Extras, Extras! Read all about Extra Comfort!
Updated: Feb 20
Since the dawn of time, flying in economy class has been a bit of a chore - no leg room, a choice of being squeezed in the middle, against the window, or being hit by people and trolleys on the aisle. We endure these positions for hours at a time with no complaint all because it is the most cost effective way to travel. The people have spoken and we now have more options to help ease the pain and make aviation a more enjoyable experience again.
I'm sure you've heard someone jokingly call economy class on a plane "cattle class" or even "cargo class" and unfortunately it's not always a stretch, so how can you relax on a 17 hour flight without paying for business class? Airlines are combating the negative feedback by giving you more options within economy class that you can book with an extra charge. Some of these are airline and plane specific and not every airline will have the same options, so just be sure to ask about the options when you book your next flight with us.
What to expect: Using Singapore Airlines A350 as an example (view slideshow for more details)
This is debatable whether or not it belongs in this list, but the fact does remain that it is a style of economy. Most airlines are now separating this into a separate cabin, but there are others where this may just be the first few rows in the economy section. Either way, it's still a more affordable solution for premium comfort. Bear in mind, in nearly every instance this will be the priciest answer with prices normally at least double economy class.
Skycouch - Air New Zealand
Exclusive to Air New Zealand, the concept is still relatively new and unique. Basically, you purchase 3 seats in a row at a heavily subsidised price and the attendant will provide you with a mattress, full size pillows, blanket, and specially designed seatbelts so that you don't need to sit up if you encounter turbulence in the air.
There are different prices depending on how many people will be sharing the couch and how full the flight is. For 3 people to purchase a skycouch then it is normally starting from $299, 2 people starting from $699, and 1 person starting from $1399. Single travellers may find that this is a better option over premium economy since you are able to lie flat across the 3 seats, whereas in premium economy it's only a slightly better recline over economy class. Also, this option is great for a parent and 1 or 2 kids; the kids can have the "couch" position raised while mom or dad sit on the aisle and enjoy their seemingly endless entertainment options.
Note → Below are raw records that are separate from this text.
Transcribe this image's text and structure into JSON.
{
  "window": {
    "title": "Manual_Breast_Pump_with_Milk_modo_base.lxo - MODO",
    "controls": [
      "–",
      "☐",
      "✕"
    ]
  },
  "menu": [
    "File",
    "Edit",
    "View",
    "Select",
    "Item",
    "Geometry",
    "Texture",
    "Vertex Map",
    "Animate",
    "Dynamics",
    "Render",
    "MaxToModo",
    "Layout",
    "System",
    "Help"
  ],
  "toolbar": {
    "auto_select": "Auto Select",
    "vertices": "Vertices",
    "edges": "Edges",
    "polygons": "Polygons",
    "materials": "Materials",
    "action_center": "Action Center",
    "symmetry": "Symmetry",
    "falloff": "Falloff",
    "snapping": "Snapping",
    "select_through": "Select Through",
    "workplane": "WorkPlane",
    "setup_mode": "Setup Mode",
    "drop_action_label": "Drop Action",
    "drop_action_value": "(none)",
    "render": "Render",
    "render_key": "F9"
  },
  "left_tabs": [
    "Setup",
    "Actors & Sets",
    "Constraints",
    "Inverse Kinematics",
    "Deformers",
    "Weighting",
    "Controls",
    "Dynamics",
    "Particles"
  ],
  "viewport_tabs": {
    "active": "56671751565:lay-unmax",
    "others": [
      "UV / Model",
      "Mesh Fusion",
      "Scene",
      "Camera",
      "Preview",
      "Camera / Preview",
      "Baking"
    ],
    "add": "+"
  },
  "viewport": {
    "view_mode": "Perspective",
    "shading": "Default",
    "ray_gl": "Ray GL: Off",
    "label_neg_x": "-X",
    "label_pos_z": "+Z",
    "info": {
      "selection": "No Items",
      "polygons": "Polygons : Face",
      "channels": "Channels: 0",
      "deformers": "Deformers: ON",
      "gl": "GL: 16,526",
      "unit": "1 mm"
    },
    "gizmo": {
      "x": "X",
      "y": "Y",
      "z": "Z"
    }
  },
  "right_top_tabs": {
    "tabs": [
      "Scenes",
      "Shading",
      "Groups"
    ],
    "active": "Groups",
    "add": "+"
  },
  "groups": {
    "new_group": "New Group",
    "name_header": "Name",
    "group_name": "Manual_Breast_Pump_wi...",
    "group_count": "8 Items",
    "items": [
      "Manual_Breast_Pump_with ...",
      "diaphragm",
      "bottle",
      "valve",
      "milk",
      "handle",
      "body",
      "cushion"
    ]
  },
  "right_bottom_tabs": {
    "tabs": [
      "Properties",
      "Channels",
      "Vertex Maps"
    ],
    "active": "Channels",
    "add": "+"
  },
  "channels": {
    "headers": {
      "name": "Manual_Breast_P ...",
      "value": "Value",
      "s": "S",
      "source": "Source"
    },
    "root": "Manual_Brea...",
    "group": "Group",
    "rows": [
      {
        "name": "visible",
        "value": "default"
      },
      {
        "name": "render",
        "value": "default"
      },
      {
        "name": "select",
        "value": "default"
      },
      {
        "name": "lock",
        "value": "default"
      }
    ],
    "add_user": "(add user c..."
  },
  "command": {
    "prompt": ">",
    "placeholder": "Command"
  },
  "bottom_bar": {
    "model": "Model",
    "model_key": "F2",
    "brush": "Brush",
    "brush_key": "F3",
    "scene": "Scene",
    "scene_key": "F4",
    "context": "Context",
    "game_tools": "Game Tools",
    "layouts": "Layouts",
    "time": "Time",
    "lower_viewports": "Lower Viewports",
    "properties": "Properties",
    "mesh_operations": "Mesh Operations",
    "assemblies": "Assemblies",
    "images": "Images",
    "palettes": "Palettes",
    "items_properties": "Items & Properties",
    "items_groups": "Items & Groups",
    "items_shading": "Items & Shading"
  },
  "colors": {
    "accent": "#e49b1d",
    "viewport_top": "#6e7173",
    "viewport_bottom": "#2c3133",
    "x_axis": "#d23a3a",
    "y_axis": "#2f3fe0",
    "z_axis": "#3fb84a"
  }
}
2 adults sharing really depends on how comfortable you are with one another and possibly how agile you are. Once the seats are lifted up into the couch position, to get to the window seat is literally crawling across the other 2 seats. I love the skycouch for the extra space without paying full price for another seat, but their marketing with 2 adults in "cuddle class" is a bit of a stretch. It isn't great for 2 normal sized adults to lie down at the same time, but I have gotten into the habit of the couch lifted up for 2 seats while the second person sits up for half the journey and then switching places for the other half.
Extra Leg room seats : Exit Row Seats & Bulkhead Seats
Rarely will you see an extra leg room seat that isn't one of the other two here: exit row or bulkhead seats. Some research will likely be needed if you want to book one of these and there will be a few things to be mindful of before you fork out the extra money to book.
Exit row seats: you need to be willing to help in the event of an emergency. If you book this seat you will need to be physically able to operate the emergency door if you do need to evacuate the plane. Keep in mind this won't be an ordinary door and it will be heavy/hard to open. On top of this, you need to be able to hear, understand, and follow instructions. If you are hearing impaired, you are likely going to be asked to move should they notice. The reasons for this should hopefully be self-explanatory and it's not meant to be excluding anyone, but it is for everyone on board's safety. And if the idea of the responsibility that comes with the territory of exit row seats doesn't put you off entirely, then it is good for the legroom.
Bulkhead seats: these are the other ones that will occasionally offer extra leg room. These can be found behind any partition in economy class. Buyer beware though, this is also where infants and bassinets will be put and if you are tall, there isn't a seat in front to stretch your legs underneath. If either of these put you off, then you may not want to pay the extra money and consider one of the other options instead.
A common denominator on both bulkhead and exit row seats is that most aircrafts will have the tray table and the entertainment inside the arm console. This does mean that it will make the seat itself slightly slimmer and, also, no entertainment on take off or landing.
Economy Plus / Economy Stretch / Economy Comfort
Different names for different airlines with this one. These are just extra legroom seats without the conditions like those of the exit row & bulk head. For United Airlines (domestic USA), this is essentially their premium economy cabin with seats toward the front of economy class or in its own section. For Air New Zealand, Economy Stretch is their newest feature coming to certain flights in late 2020. Both are advertising these seats as 35 inch pitches (or around in United's case as it varies on the aircraft).
Airlines are finally catching on to the fact that one size does not fit all after all. Years of innovation and customer complaints have finally led to more diversity catering to different shapes and sizes of travellers and I, for one, am happy to see more and more options coming out! This was just a brief sampling of some of the variations out there, but most likely different airlines will have different names for it so just be sure to ask us!